*** DATA ***

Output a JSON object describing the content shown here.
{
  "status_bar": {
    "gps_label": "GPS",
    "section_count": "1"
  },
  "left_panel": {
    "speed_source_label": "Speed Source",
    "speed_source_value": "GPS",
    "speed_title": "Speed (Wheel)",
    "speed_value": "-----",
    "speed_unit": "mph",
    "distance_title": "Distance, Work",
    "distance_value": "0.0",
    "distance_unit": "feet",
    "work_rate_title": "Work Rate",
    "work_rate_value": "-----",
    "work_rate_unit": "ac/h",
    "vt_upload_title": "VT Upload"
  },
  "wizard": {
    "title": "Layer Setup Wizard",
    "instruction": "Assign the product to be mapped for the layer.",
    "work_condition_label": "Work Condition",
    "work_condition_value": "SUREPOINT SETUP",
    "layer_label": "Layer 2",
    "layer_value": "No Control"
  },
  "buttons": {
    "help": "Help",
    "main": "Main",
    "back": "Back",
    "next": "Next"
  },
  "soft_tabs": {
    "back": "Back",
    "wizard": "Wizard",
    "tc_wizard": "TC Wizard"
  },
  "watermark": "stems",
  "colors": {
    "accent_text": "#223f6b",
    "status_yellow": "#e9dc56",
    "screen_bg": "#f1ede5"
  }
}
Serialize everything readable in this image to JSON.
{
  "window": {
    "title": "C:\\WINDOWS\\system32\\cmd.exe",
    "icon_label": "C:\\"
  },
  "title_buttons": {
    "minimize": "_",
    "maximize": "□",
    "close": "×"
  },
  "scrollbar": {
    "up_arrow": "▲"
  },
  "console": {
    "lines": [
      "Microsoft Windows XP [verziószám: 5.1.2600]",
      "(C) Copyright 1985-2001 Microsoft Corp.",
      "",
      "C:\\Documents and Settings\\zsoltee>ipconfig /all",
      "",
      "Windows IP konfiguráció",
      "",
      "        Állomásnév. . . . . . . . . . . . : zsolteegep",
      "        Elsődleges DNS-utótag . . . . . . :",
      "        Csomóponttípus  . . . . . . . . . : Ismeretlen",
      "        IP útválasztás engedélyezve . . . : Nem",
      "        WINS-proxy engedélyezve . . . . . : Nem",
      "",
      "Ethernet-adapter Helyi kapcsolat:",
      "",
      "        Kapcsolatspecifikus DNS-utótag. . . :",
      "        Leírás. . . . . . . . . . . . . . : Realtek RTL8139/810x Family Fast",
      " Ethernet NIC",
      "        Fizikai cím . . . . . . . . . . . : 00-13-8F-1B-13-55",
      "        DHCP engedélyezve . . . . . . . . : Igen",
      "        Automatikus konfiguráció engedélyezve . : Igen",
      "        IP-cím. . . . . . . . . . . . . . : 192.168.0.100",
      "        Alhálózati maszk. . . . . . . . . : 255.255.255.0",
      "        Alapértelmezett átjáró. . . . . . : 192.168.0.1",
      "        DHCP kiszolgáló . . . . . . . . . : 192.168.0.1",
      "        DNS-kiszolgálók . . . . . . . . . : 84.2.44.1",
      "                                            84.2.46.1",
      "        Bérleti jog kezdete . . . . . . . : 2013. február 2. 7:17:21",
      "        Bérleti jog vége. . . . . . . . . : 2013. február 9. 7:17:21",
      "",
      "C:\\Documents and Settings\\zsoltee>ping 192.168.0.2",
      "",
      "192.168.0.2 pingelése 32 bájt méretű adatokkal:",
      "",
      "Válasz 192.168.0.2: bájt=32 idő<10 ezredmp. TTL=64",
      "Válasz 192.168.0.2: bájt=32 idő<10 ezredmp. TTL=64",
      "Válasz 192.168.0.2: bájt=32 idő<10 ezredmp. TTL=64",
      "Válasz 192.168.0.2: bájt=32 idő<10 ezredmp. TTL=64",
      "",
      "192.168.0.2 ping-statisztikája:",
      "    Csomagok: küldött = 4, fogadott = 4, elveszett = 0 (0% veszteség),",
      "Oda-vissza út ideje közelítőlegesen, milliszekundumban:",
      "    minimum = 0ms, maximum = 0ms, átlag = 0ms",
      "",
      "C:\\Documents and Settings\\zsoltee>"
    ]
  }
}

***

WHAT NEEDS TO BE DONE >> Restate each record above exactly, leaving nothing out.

TASK RESPONSE >>
Output a JSON object describing the content shown here.
{
  "status_bar": {
    "gps_label": "GPS",
    "section_count": "1"
  },
  "left_panel": {
    "speed_source_label": "Speed Source",
    "speed_source_value": "GPS",
    "speed_title": "Speed (Wheel)",
    "speed_value": "-----",
    "speed_unit": "mph",
    "distance_title": "Distance, Work",
    "distance_value": "0.0",
    "distance_unit": "feet",
    "work_rate_title": "Work Rate",
    "work_rate_value": "-----",
    "work_rate_unit": "ac/h",
    "vt_upload_title": "VT Upload"
  },
  "wizard": {
    "title": "Layer Setup Wizard",
    "instruction": "Assign the product to be mapped for the layer.",
    "work_condition_label": "Work Condition",
    "work_condition_value": "SUREPOINT SETUP",
    "layer_label": "Layer 2",
    "layer_value": "No Control"
  },
  "buttons": {
    "help": "Help",
    "main": "Main",
    "back": "Back",
    "next": "Next"
  },
  "soft_tabs": {
    "back": "Back",
    "wizard": "Wizard",
    "tc_wizard": "TC Wizard"
  },
  "watermark": "stems",
  "colors": {
    "accent_text": "#223f6b",
    "status_yellow": "#e9dc56",
    "screen_bg": "#f1ede5"
  }
}
Serialize everything readable in this image to JSON.
{
  "window": {
    "title": "C:\\WINDOWS\\system32\\cmd.exe",
    "icon_label": "C:\\"
  },
  "title_buttons": {
    "minimize": "_",
    "maximize": "□",
    "close": "×"
  },
  "scrollbar": {
    "up_arrow": "▲"
  },
  "console": {
    "lines": [
      "Microsoft Windows XP [verziószám: 5.1.2600]",
      "(C) Copyright 1985-2001 Microsoft Corp.",
      "",
      "C:\\Documents and Settings\\zsoltee>ipconfig /all",
      "",
      "Windows IP konfiguráció",
      "",
      "        Állomásnév. . . . . . . . . . . . : zsolteegep",
      "        Elsődleges DNS-utótag . . . . . . :",
      "        Csomóponttípus  . . . . . . . . . : Ismeretlen",
      "        IP útválasztás engedélyezve . . . : Nem",
      "        WINS-proxy engedélyezve . . . . . : Nem",
      "",
      "Ethernet-adapter Helyi kapcsolat:",
      "",
      "        Kapcsolatspecifikus DNS-utótag. . . :",
      "        Leírás. . . . . . . . . . . . . . : Realtek RTL8139/810x Family Fast",
      " Ethernet NIC",
      "        Fizikai cím . . . . . . . . . . . : 00-13-8F-1B-13-55",
      "        DHCP engedélyezve . . . . . . . . : Igen",
      "        Automatikus konfiguráció engedélyezve . : Igen",
      "        IP-cím. . . . . . . . . . . . . . : 192.168.0.100",
      "        Alhálózati maszk. . . . . . . . . : 255.255.255.0",
      "        Alapértelmezett átjáró. . . . . . : 192.168.0.1",
      "        DHCP kiszolgáló . . . . . . . . . : 192.168.0.1",
      "        DNS-kiszolgálók . . . . . . . . . : 84.2.44.1",
      "                                            84.2.46.1",
      "        Bérleti jog kezdete . . . . . . . : 2013. február 2. 7:17:21",
      "        Bérleti jog vége. . . . . . . . . : 2013. február 9. 7:17:21",
      "",
      "C:\\Documents and Settings\\zsoltee>ping 192.168.0.2",
      "",
      "192.168.0.2 pingelése 32 bájt méretű adatokkal:",
      "",
      "Válasz 192.168.0.2: bájt=32 idő<10 ezredmp. TTL=64",
      "Válasz 192.168.0.2: bájt=32 idő<10 ezredmp. TTL=64",
      "Válasz 192.168.0.2: bájt=32 idő<10 ezredmp. TTL=64",
      "Válasz 192.168.0.2: bájt=32 idő<10 ezredmp. TTL=64",
      "",
      "192.168.0.2 ping-statisztikája:",
      "    Csomagok: küldött = 4, fogadott = 4, elveszett = 0 (0% veszteség),",
      "Oda-vissza út ideje közelítőlegesen, milliszekundumban:",
      "    minimum = 0ms, maximum = 0ms, átlag = 0ms",
      "",
      "C:\\Documents and Settings\\zsoltee>"
    ]
  }
}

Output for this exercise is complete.